Saturday morning, the rest of the house is asleep. Even the dogs, one of whom has already claimed the pillow I vacated, just raise a canine eyebrow when I ask about going outside.
So it’s just me. And the fish.
He’s a beta, purchased for $2.49 at the local pet shop where he was stacked with the other betas in tiny plastic cups because they are not social. If you define “not social” as “murderously violent.”
But he was gorgeous, and so anti-social or not, he was the fish my son wanted for his 8th birthday. I acquiesced. Fish are not really a huge pet commitment. They swim, they poop, they eat, they die, they get flushed down the toilet.
But this fish refused to follow the usual arc. Two years later, it’s still swimming around. It will not die. Its fins get all manner of weird hanging filaments off them, we prepare for the inevitable bathroom funeral. The fish lives. I once forgot the anti-chlorine treatment and plopped him back into the bowl. He remained alive and unphased. Cockroaches and this fish will survive the apocalypse.
My son, of course, now wants a German Shepherd. He’s done with the fish.
This brings us to Saturday morning, just the fish and I.
In the quiet of the morning, we have a standoff. He is swimming in his own poo water. I know it needs a change.
So I get the net, the backup bowl, the de-chlorinator because I ONLY FORGOT IT ONCE, PETA. GET OFF MY CASE.
You’d think, after 2 years, the fish would know what’s up. Get in the net, get out of your toilet water, get in the backup bowl, let me clean up this mess.
But the fish is not having it. He creates whirlpools as he performs evasive manuevers worth of a Top Gun pilot. He swims under the net, around the net, over the net.
“Fish,” I say. “Give me an effing break.”
But the fish doesn’t. He hides in his little rock, and I have to roll up my sleeve, and in the still, small, quiet of the morning, I grimace as I plunge my arm into the poo water to remove his refuge. Then it’s back with the net. And because I am more persistent and determined than the $2.49 fish that will not die, I catch him. He goes into the backup bowl, the poop water goes down the drain, the bowl is cleaned, he goes back in.
“Fish,” I say. “This would be so much easier if you didn’t fight me on this. I’m just trying to get you out of your own crap. I don’t know why you exhaust yourself trying to stay in this mess. Haven’t we been through this a thousand times?”
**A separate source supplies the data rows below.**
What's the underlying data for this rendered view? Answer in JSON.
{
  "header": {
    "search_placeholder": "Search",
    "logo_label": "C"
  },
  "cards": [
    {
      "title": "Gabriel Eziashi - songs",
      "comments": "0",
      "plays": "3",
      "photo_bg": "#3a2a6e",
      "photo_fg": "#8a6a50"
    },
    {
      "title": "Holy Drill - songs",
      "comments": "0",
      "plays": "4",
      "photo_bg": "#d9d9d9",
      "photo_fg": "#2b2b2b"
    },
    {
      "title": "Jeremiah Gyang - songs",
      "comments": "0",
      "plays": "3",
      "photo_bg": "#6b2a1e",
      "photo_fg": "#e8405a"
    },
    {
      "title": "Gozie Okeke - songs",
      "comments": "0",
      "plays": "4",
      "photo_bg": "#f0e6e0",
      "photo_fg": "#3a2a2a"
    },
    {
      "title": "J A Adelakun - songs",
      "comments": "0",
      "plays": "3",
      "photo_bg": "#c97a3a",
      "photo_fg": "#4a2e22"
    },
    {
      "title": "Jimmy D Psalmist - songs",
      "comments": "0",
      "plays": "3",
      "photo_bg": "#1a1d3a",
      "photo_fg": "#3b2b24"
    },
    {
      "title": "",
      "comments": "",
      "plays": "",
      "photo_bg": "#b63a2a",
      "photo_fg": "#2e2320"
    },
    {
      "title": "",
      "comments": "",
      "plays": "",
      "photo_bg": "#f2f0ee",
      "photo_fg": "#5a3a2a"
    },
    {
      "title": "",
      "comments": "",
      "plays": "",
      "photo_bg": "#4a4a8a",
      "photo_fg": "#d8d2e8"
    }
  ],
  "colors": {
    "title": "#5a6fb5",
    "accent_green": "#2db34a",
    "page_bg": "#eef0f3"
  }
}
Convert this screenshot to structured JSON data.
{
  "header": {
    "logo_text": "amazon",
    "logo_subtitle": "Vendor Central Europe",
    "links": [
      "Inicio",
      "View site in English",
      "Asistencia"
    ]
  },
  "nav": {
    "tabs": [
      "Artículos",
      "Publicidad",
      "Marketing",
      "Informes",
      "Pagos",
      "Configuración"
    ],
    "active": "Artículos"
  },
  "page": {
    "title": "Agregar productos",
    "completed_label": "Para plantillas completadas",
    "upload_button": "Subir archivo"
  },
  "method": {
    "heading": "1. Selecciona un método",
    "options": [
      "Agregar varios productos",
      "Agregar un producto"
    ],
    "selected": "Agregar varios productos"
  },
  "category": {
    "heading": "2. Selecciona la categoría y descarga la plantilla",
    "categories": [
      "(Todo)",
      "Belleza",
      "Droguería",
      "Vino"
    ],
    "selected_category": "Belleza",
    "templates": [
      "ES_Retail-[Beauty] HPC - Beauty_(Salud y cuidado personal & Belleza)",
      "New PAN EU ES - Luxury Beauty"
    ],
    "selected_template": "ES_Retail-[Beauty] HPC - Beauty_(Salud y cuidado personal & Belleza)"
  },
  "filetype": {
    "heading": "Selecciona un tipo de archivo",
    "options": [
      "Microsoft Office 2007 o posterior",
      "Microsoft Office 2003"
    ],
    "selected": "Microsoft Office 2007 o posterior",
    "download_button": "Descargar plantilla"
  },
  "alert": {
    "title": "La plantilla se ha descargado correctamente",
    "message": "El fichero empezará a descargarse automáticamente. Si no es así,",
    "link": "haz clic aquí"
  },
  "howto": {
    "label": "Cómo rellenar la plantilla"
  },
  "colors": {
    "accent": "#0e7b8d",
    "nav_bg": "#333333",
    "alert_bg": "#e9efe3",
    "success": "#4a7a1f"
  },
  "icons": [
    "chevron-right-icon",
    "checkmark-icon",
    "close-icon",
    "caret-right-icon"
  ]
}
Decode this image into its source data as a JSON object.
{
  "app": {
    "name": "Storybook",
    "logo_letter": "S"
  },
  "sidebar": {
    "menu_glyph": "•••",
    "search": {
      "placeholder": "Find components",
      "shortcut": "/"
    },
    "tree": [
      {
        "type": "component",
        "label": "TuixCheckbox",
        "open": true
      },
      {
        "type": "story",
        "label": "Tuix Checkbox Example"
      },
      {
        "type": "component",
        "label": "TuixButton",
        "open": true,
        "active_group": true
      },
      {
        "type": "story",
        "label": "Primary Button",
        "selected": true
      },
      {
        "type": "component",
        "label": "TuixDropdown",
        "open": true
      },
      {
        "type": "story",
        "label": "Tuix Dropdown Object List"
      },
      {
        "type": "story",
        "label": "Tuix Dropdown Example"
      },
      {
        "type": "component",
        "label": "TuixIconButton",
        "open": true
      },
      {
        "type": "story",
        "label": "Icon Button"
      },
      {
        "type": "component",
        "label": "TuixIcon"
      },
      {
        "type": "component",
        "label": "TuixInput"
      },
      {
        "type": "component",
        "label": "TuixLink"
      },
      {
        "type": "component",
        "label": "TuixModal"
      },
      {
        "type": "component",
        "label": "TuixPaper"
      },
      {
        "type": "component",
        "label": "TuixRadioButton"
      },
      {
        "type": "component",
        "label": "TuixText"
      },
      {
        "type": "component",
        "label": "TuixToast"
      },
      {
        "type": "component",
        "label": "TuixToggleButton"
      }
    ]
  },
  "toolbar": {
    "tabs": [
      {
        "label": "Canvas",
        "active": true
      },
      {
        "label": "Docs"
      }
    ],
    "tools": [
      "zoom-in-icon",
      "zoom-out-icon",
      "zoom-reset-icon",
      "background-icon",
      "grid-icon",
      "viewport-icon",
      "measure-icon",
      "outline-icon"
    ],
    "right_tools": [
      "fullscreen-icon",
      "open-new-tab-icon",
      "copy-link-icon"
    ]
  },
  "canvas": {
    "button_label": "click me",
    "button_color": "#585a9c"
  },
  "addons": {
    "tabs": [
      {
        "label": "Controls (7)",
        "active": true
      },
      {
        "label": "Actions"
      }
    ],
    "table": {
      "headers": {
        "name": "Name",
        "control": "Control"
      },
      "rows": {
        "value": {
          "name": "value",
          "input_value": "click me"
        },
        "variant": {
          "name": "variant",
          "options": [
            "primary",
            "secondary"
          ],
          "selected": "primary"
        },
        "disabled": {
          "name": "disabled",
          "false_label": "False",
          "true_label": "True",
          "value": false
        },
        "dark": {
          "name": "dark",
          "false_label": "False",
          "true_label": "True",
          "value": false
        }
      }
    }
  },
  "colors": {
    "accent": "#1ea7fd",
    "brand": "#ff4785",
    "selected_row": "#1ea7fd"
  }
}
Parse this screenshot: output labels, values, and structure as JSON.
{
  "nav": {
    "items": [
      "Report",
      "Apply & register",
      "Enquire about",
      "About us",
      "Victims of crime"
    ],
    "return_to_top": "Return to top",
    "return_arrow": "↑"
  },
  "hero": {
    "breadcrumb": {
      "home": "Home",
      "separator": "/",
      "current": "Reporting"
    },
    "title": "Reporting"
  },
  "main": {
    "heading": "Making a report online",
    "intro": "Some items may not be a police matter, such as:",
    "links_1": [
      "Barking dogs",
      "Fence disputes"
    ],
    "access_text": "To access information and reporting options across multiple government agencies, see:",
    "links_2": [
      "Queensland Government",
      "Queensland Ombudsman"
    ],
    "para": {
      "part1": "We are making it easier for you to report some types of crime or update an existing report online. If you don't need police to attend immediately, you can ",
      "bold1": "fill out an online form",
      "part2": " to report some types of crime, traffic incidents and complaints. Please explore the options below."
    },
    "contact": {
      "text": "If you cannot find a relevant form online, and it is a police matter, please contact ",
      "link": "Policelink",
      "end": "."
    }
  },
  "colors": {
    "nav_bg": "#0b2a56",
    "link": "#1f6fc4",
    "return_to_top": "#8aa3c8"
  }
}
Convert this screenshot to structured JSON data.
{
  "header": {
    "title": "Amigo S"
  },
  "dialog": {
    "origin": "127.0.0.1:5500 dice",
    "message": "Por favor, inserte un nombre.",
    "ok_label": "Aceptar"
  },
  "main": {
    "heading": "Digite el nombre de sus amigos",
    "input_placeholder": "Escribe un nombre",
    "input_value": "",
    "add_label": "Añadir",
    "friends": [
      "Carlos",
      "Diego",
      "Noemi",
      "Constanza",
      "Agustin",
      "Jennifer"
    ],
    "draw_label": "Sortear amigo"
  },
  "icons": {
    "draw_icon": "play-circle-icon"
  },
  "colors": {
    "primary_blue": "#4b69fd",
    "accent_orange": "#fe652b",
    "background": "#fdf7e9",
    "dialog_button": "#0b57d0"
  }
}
And the fish, of course, doesn’t answer.
But somewhere, in the quiet of Saturday morning, if I listen hard enough?
I hear God laughing.
“Oh, child. I know just what you mean.”